# [Task material]
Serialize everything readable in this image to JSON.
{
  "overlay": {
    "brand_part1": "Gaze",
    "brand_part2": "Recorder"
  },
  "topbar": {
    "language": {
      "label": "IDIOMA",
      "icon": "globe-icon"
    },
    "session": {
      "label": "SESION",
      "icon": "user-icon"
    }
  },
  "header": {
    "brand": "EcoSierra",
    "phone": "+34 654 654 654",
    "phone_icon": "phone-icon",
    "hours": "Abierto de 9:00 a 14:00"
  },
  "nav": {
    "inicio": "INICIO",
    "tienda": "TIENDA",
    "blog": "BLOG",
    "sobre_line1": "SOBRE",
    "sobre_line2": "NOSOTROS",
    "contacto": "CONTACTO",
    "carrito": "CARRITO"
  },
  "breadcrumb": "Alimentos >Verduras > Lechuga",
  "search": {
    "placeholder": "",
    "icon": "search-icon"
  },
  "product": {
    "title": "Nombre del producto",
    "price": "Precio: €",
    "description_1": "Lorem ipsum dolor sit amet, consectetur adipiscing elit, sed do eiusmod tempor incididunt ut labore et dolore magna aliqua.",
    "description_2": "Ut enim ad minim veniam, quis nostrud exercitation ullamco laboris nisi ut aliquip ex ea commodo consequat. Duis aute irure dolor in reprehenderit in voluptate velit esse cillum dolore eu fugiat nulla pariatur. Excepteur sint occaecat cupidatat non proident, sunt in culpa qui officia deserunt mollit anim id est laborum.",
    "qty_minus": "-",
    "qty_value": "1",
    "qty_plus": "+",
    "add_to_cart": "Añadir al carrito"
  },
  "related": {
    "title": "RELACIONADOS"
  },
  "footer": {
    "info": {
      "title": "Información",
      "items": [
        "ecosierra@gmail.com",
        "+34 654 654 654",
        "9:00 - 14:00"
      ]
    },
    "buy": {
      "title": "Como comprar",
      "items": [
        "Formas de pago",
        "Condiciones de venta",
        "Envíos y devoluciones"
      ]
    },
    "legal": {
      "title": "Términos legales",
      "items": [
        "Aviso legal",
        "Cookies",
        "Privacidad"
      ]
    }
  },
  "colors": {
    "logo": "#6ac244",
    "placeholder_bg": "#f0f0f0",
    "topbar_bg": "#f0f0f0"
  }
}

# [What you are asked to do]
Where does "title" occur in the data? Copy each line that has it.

# [Answer space]
    "title": "Nombre del producto",
    "title": "RELACIONADOS"
      "title": "Información",
      "title": "Como comprar",
      "title": "Términos legales",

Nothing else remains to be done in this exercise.